As expected, the Federal Communications Commission has formerly announced a new net neutrality proposal.
Chairwoman Jessica Rosenworcel announced the new proposal, making the case that such regulation was more important than ever in a post-pandemic world when people rely on the internet far more than in the past.
“In the wake of the pandemic and the generational investment in internet access, we have a window to update our policies to make sure that the internet is not only open, but fast and fair, safe and secure,” said Rosenworcel. I am committed to seizing this opportunity. Now is the time for our rules of the road for internet service providers to reflect the reality that internet access is a necessity for daily life. Let’s get to it.”
Rosenworcel outlined the benefits to consumers:
- Openness – Establish basic rules for Internet Service Providers that prevent them from blocking legal content, throttling your speeds, and creating fast lanes that favor those who can pay for access.
- Security – Reclassify broadband internet access to give the FCC and its national security partners the tools needed to defend our networks from potential security threats.
- Safety – Allow the FCC to enhance the resiliency of broadband networks and bolster efforts to require providers to notify the FCC and consumers of internet outages.
- Nationwide Standard – Establish a uniform national standard rather than a patchwork of state-by-state approaches, benefiting consumers and Internet Service Providers.
The Chairwoman plans to release the full proposal on Thursday. Meanwhile, she urged individuals to keep an open mind regarding the regulation.

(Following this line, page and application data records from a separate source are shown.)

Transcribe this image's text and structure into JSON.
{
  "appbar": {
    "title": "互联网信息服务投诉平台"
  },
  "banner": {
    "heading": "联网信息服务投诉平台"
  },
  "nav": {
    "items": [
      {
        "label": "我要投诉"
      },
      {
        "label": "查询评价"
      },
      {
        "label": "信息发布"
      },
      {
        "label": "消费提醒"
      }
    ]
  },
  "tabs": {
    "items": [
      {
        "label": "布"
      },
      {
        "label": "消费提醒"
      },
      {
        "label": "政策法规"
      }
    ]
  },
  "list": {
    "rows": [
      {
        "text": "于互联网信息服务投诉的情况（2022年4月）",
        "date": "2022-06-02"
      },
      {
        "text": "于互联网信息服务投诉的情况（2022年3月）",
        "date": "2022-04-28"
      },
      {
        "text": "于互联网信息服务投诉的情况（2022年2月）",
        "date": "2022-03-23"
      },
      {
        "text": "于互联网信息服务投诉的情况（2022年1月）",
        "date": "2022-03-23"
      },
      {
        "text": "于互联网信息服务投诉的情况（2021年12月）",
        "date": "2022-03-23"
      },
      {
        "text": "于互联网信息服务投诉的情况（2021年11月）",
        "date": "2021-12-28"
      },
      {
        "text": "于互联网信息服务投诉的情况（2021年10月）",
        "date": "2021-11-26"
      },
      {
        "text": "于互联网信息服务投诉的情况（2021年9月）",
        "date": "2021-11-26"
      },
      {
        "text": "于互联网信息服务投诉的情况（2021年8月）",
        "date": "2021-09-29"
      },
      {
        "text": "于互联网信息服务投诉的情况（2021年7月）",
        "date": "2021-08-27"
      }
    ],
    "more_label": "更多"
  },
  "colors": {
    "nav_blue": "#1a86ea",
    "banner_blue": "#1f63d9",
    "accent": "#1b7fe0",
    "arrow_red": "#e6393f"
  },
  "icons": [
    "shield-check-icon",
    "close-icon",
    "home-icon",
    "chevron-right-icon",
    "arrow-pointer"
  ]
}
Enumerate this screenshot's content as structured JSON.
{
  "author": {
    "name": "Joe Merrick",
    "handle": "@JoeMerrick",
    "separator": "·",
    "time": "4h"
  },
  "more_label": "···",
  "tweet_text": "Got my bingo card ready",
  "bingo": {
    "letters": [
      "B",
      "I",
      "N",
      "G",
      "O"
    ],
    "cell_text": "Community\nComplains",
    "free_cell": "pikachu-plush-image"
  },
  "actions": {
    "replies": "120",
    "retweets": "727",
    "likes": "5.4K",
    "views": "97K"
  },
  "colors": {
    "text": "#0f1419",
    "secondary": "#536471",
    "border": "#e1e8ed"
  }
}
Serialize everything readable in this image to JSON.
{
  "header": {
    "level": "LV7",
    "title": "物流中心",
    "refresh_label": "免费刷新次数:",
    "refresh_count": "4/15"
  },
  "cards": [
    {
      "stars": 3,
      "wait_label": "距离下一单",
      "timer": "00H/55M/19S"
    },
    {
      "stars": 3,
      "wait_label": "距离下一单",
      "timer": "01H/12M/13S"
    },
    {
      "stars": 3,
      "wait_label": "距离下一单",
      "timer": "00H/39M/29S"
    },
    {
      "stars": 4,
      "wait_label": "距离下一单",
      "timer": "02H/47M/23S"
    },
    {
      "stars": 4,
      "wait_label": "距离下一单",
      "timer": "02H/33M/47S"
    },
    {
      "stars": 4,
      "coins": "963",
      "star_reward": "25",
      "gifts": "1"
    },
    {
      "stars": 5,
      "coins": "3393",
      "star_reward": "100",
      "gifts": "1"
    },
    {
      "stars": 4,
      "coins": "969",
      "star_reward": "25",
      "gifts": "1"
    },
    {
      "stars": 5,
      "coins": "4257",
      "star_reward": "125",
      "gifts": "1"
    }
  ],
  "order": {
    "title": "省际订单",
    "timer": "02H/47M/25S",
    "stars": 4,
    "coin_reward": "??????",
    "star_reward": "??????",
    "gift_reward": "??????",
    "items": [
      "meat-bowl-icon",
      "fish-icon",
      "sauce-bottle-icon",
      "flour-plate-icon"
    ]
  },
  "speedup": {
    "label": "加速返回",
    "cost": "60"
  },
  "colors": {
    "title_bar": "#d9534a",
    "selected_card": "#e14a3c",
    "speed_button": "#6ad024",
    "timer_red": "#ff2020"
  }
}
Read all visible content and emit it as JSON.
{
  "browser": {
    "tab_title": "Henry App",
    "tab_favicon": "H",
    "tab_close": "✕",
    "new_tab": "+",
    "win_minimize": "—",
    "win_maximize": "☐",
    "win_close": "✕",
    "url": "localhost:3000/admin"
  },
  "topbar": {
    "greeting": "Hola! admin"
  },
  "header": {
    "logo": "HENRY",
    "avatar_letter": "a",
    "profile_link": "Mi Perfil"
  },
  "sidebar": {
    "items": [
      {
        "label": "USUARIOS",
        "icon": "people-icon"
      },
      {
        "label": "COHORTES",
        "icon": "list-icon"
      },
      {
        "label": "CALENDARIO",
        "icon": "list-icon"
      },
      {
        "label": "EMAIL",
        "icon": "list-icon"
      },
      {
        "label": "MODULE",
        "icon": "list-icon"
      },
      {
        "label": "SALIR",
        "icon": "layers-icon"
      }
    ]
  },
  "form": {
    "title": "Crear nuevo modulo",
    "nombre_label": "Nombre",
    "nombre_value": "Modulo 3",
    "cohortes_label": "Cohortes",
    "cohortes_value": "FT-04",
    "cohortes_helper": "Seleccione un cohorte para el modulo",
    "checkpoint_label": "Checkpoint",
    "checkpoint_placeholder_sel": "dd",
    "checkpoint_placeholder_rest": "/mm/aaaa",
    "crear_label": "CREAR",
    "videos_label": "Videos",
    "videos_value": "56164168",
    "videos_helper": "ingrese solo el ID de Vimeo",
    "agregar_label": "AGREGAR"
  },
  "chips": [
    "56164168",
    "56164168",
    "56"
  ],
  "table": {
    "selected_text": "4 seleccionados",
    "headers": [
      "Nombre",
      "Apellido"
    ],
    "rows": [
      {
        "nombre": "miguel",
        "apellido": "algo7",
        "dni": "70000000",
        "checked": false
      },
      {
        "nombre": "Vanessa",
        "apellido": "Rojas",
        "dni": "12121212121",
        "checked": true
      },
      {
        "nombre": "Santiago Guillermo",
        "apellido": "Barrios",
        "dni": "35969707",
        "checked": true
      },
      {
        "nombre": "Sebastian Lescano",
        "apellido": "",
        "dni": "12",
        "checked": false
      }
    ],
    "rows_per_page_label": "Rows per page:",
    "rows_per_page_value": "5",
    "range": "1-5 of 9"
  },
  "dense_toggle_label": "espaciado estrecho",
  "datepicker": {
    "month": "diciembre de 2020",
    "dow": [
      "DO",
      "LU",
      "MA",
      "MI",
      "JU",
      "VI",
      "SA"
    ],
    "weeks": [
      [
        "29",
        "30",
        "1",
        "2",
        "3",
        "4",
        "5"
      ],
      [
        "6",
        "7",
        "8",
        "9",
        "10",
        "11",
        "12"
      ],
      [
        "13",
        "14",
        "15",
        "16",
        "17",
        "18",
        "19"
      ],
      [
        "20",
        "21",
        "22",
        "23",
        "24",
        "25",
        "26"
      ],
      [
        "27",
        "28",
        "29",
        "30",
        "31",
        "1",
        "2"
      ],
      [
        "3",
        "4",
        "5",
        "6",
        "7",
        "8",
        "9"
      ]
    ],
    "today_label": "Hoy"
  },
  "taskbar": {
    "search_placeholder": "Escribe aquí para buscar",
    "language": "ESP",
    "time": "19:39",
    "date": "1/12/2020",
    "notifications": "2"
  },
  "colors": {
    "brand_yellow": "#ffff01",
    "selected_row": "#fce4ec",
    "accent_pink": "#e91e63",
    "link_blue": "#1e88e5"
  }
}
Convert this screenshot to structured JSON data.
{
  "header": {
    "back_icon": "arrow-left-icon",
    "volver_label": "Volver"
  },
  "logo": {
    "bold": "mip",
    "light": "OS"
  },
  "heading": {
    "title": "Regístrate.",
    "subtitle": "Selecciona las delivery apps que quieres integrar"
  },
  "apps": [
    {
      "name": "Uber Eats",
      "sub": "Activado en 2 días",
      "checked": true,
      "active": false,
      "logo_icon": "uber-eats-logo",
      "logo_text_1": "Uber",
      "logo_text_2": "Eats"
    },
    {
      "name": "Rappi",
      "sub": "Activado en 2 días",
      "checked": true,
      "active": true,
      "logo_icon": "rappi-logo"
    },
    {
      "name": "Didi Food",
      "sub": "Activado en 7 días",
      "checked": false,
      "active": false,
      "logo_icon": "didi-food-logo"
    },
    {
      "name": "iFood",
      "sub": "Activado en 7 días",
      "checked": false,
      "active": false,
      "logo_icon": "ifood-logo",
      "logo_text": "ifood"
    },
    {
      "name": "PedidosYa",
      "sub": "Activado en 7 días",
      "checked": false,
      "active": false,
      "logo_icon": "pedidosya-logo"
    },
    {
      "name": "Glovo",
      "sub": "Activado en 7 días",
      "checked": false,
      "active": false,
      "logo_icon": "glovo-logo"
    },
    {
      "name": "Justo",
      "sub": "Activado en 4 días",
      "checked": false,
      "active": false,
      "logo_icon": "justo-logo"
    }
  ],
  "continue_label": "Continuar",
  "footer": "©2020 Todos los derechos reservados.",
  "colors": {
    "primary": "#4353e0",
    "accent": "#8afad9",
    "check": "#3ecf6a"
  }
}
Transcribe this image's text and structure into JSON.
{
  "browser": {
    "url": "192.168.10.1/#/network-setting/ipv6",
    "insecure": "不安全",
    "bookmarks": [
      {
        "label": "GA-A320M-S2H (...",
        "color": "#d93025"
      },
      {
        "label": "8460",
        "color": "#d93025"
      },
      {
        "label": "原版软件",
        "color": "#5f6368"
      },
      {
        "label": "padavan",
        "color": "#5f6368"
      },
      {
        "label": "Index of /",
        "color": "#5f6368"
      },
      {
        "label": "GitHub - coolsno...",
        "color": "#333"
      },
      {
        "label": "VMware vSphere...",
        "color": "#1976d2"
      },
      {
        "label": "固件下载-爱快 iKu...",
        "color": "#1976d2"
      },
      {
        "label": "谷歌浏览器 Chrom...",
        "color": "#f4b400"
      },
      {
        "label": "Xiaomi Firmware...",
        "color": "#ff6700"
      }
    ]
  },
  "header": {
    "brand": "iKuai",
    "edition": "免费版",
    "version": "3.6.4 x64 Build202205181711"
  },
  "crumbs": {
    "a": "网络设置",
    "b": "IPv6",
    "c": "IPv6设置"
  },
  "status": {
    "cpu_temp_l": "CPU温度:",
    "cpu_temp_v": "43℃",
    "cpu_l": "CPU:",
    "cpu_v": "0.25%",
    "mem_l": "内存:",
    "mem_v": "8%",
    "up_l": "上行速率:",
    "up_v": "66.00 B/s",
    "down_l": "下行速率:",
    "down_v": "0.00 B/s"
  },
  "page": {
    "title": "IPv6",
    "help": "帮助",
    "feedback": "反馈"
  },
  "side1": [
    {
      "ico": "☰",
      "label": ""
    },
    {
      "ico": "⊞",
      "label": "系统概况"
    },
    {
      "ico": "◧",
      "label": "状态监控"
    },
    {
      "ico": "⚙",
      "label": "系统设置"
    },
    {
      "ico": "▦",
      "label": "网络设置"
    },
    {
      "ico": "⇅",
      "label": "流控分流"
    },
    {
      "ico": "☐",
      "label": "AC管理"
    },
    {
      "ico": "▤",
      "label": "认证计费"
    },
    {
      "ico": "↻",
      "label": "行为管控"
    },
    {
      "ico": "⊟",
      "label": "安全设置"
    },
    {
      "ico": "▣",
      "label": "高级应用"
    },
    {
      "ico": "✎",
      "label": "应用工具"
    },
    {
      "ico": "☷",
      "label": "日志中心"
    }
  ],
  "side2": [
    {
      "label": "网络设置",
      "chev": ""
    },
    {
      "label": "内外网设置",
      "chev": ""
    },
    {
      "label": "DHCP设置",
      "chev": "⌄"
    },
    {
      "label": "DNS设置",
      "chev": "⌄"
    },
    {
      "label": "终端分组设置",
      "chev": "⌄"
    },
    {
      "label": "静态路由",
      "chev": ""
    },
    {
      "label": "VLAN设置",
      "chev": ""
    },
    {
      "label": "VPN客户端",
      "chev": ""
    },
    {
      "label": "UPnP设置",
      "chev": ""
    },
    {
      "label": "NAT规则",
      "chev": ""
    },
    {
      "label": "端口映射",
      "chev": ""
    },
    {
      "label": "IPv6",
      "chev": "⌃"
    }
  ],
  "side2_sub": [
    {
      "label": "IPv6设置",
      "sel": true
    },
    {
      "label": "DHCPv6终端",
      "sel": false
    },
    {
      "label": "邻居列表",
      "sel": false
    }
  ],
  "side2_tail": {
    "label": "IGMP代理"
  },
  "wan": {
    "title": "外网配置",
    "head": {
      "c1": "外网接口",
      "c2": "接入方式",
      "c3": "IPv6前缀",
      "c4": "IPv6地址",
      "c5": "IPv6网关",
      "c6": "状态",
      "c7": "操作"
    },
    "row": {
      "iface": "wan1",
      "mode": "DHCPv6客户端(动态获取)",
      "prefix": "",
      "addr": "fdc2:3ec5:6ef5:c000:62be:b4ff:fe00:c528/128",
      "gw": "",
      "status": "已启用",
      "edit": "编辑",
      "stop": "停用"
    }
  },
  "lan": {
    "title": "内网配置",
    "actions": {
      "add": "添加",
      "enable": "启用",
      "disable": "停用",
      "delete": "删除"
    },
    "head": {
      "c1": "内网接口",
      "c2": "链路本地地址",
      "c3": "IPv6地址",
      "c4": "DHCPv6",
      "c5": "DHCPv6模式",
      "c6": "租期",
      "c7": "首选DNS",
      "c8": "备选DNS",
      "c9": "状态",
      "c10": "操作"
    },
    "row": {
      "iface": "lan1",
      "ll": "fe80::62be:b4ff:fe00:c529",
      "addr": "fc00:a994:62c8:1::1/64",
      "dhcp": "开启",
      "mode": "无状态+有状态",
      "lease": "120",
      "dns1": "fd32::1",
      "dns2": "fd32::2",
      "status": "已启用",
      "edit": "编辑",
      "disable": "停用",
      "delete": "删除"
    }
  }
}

On Thursday, I will release the full text of this rulemaking. It seeks comment on putting back in place policies to prevent your broadband provider from engaging in blocking, throttling, and paid prioritization along with a general conduct rule that prohibits your broadband provider from unreasonably interfering or unreasonably disadvantaging consumers from going where they want and doing what they want online. For consumers, this means internet openness, security, safety—and one nationwide net neutrality standard they can count on. Three weeks later, on October 19, I will ask my colleagues to vote. And, if we get at least three votes to kick off this rulemaking, I promise you I will do a lot of listening. We all need to have an open mind and would all benefit from a fresh record on this subject.